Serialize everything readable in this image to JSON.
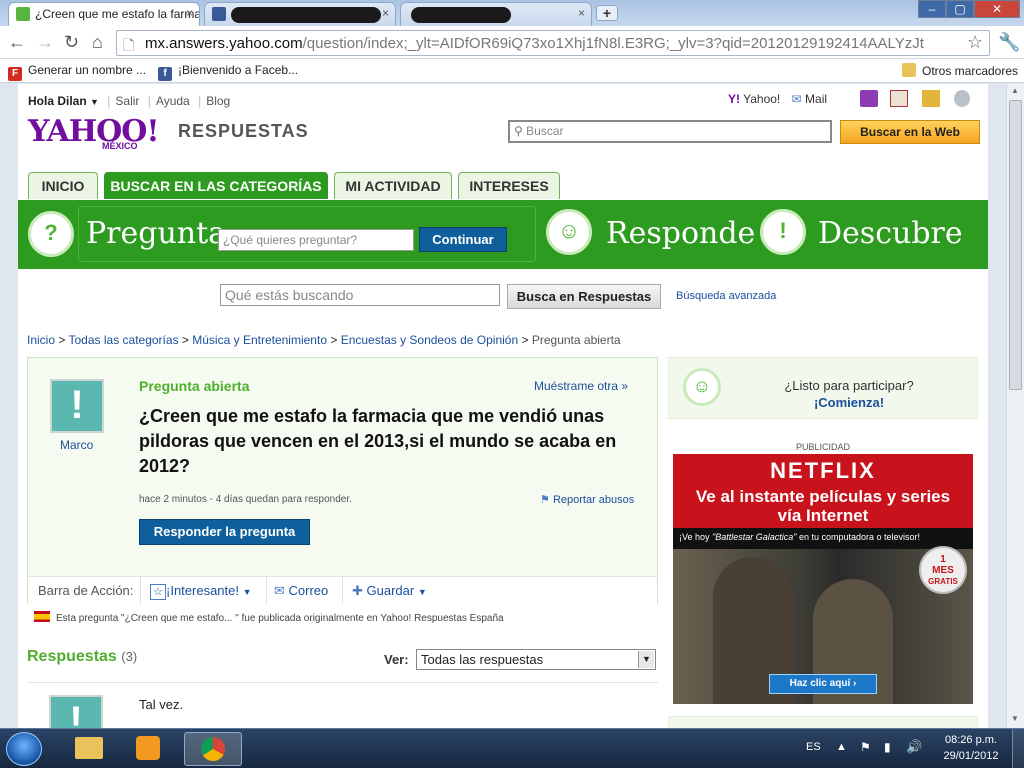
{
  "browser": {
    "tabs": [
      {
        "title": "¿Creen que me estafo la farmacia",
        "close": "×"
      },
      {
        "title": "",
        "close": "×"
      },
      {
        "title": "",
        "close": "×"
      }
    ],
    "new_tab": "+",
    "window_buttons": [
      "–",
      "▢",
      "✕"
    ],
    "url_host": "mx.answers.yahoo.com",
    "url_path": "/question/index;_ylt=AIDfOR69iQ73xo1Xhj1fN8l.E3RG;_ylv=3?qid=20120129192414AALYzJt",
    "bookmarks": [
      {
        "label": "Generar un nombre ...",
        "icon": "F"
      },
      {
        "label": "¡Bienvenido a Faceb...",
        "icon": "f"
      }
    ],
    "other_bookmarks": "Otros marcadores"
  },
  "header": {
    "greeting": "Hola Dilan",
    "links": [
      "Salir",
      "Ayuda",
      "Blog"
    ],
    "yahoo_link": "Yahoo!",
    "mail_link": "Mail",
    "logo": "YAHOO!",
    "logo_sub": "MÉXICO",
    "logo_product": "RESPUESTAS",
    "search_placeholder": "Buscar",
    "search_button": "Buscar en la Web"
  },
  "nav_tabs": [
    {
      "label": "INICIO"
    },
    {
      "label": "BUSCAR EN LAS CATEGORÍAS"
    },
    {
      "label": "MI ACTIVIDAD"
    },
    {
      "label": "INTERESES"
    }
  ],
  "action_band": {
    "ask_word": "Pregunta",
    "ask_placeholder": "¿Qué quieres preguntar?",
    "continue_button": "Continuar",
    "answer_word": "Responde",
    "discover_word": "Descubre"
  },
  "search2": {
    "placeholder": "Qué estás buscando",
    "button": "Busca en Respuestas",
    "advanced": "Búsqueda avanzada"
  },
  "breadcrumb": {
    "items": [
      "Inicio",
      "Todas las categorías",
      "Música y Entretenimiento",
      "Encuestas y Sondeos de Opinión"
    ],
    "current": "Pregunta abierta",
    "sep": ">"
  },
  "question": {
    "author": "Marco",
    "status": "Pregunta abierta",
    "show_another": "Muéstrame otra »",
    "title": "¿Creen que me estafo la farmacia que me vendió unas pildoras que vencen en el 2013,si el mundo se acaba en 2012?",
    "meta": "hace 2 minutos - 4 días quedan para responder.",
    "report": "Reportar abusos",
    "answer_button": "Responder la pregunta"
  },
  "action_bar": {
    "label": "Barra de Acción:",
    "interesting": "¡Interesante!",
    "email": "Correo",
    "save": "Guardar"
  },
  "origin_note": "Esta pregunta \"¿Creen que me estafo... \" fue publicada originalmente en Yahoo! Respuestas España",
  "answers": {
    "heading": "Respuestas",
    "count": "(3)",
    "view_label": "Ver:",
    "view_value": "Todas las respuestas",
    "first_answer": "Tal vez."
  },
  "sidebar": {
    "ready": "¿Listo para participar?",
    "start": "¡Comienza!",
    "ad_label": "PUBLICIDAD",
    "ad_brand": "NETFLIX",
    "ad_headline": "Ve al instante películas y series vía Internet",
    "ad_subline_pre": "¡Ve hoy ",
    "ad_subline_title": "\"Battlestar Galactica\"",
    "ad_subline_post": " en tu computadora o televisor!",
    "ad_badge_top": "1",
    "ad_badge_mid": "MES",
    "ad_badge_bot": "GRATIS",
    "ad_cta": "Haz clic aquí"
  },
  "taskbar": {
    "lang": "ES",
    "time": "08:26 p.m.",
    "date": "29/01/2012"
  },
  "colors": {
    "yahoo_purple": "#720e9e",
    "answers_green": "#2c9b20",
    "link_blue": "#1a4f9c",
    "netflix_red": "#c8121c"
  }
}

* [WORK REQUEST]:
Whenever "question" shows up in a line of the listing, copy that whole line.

* [COMPLETED EXERCISE]:
    "url_path": "/question/index;_ylt=AIDfOR69iQ73xo1Xhj1fN8l.E3RG;_ylv=3?qid=20120129192414AALYzJt",
  "question": {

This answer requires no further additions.